ASSIGNMENT: From the records below, pull each line that has "this".

=== EXTRACTED INFORMATION ===

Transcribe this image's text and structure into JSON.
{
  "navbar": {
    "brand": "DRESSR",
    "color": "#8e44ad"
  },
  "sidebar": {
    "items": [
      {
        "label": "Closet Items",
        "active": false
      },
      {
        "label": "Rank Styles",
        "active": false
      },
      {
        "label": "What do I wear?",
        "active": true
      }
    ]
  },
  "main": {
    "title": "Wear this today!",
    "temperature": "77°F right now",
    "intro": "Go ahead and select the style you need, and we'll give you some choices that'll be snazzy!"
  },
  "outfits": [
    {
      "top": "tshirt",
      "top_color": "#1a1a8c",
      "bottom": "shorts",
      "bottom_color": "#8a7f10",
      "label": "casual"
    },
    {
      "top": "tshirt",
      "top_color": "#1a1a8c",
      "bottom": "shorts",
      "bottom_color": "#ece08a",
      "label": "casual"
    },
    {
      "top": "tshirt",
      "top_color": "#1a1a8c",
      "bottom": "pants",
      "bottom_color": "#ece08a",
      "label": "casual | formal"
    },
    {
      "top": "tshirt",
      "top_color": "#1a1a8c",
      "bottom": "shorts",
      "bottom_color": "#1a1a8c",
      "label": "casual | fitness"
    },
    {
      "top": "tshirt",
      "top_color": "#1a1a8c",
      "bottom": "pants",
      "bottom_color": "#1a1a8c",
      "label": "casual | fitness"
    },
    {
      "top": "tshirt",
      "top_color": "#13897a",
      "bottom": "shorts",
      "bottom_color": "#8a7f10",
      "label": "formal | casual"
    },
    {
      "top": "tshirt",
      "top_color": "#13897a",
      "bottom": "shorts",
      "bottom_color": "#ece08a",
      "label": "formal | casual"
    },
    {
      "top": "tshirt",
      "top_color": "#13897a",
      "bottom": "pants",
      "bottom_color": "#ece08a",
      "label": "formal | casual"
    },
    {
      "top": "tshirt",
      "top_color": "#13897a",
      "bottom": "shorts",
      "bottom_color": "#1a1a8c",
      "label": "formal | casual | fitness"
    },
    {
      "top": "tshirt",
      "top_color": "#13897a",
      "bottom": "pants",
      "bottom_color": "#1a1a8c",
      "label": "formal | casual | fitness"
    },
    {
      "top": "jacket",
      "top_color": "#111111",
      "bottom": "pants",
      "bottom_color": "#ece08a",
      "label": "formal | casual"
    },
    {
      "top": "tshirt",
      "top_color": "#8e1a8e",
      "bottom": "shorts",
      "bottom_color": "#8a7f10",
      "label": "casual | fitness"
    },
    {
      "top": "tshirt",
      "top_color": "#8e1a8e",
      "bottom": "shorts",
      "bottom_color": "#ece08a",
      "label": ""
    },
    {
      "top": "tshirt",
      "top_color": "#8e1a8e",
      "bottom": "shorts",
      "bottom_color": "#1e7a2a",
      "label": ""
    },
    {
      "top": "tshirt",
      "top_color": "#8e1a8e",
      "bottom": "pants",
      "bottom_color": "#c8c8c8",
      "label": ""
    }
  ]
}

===

TASK RESPONSE:
Transcribe this image's text and structure into JSON.
    "title": "Wear this today!",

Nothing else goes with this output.